Counting open files by process

A site I host is offline, throwing the error “Too many open files.” The obvious solution would be to bounce the webserver to release all the file handles, but I wanted to figure out what was using all of them and see if I could figure out why they were leaking in the first place.

I had a few hunches, so I ran lsof -p PID on a few of them. But none of them had excessive files open. After a couple of minutes of guessing, I realized this was stupid, and set out to script things.

I hacked this quick-and-dirty script together:

pids = Dir.entries('/proc/').select{|p| p.match(/\d+/)}
puts "Found #{pids.size} processes..."
pfsmap = {}
pids.each do |pid|
files = Dir.entries("/proc/#{pid}/fd").size
cmdline ="/proc/#{pid}/cmdline").strip
pfsmap[pid] = {
:files => files,
:name => cmdline

puts pfsmap.sort{|a,b| a[files] <-> b[files]}

There’s got to be a better way to get a process list from procfs than regexp matching directories in /proc that are only numeric. But I do that, and, for each process, count how many entires are in /proc/PID/fd and sort by that. So that the output isn’t just a giant mess of numbers, I also read the /proc/PID/cmdline.

This is hardly a polished script, but it did the job — it identified a script that was hitting the default 1024 FD limit. I was then able to lsof that and find… that they’re all UNIX sockets, so it’s anyone’s guess what they go to. So I just rolled Apache like a chump.

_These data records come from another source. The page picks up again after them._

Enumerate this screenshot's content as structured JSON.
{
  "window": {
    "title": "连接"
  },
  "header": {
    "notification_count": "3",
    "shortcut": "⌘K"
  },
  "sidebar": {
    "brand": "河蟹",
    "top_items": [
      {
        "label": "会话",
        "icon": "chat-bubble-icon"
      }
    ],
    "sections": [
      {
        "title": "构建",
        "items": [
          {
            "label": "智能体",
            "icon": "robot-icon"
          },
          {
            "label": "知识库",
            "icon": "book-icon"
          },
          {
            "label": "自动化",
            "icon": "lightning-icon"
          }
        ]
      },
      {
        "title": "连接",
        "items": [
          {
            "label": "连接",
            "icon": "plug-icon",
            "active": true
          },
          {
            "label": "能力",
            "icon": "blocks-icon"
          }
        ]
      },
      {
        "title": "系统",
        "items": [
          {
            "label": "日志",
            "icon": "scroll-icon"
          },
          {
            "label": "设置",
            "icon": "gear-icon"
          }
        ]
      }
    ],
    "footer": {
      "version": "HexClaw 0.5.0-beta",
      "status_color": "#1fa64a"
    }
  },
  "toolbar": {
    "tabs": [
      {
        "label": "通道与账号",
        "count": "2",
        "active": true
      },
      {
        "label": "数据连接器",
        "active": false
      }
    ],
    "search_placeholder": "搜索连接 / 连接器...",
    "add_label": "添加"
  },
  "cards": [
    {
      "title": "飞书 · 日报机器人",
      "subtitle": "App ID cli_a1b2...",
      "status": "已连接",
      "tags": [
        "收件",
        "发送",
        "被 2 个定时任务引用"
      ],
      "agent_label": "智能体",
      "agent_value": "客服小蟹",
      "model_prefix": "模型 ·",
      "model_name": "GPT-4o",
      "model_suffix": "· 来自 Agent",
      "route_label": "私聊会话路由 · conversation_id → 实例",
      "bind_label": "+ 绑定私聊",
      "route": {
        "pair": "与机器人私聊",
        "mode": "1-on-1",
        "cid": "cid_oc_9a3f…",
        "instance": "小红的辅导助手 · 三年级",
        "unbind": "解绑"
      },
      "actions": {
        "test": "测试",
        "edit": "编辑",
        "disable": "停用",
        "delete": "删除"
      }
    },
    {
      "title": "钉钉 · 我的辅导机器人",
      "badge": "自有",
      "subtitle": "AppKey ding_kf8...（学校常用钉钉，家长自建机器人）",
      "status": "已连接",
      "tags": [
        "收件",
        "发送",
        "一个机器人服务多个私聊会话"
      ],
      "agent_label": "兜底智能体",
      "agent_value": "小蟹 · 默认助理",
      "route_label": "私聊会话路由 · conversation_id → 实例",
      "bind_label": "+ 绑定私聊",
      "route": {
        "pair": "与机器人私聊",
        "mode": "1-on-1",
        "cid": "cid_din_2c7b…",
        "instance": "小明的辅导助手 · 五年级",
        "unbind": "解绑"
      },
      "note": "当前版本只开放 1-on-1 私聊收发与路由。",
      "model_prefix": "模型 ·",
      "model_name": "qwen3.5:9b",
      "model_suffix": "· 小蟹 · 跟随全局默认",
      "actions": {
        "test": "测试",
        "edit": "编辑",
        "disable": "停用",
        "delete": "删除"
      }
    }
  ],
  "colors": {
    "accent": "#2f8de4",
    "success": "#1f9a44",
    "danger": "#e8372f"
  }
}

Oh well. Maybe it’ll help someone else—or maybe someone knows of a less-ugly way to do some of this?

Software Circuit Breakers in Ruby

I found an interesting article in this week’s Ruby Weekly newsletter—a post from Martin Fowler about the circuit breaker concept in Ruby.

The idea is pretty simple, but pretty slick: wrap calls to external services that can fail in a ‘circuit breaker’, which will detect when the call is failing (or acting particularly slow) and short-circuit calls. In the simplest case, this can help avoid slow-downs when a non-critical remote service fails. For example, if you normally made an inline call to send a welcome email to new signups, you might fall back to just enqueuing the task if the mailserver call slows down—or perhaps just take them to a webpage with the same content.

In the best case, this can prevent cascading failures. Webpages make a blocking call to an external service, which goes down, thus filling up the queue of available application servers, thus leading to a service outage.

Cool Link Roundup

A bunch o’ interesting links I’ve happened across recently:

Presence in Rails

One thing that might not be immediately obvious is that an empty string in a conditional in Ruby will return true. See for yourself:

irb(main):006:0> puts "Whoa" if ""
(irb):6: warning: string literal in condition

The same holds true for other empty things — say, arrays:

irb(main):008:0> puts "See?" if []
=> nil

Pure Ruby will let you call .empty? (on some methods — it’s not standard on Object though!), but code like this is silly and it’s easy to forget:

irb(main):003:0> puts "We have some meaningful value" if str and !str.empty?
=> nil

But Rails makes this easy for us. Rails extends Object to add a present? method. present? is literally defined as !blank?, which is almost always what I actually want to check for: it’s not nil, or “blank”, like a string that’s just whitespace, or empty constructs like [] or {}:

irb(main):009:0> nil.blank?
=> true
irb(main):010:0> [].present?
=> false
irb(main):011:0> "     ".present?
=> false
irb(main):012:0> 0.present?
=> true

Hardly an earth-shattering development, but it’s a handy tool that seems underused.